● **Task objective**:
The lines below that include "Function" are to be found and copied.

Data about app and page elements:

•••

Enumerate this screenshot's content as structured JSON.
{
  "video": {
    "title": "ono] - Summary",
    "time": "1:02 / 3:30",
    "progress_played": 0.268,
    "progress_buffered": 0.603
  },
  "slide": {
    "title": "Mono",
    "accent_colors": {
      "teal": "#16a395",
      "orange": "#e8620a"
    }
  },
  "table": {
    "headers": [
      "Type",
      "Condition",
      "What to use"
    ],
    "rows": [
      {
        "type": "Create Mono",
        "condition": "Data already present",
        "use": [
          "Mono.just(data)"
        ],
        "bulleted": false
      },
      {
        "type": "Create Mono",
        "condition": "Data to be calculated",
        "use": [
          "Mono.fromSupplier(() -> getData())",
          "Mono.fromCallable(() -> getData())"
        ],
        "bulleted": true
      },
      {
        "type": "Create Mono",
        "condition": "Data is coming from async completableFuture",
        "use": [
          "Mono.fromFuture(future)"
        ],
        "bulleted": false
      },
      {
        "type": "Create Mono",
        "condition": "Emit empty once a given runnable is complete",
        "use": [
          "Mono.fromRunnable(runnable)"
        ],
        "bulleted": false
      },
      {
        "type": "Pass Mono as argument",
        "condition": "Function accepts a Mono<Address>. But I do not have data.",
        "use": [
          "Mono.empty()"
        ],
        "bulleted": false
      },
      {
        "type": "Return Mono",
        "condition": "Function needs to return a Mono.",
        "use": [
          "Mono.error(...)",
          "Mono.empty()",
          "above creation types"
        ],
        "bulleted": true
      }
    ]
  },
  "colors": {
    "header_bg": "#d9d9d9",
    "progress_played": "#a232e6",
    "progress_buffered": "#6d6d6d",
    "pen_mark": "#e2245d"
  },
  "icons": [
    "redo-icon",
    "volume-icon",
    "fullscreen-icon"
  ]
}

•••

● **Completed exercise**:
        "condition": "Function accepts a Mono<Address>. But I do not have data.",
        "condition": "Function needs to return a Mono.",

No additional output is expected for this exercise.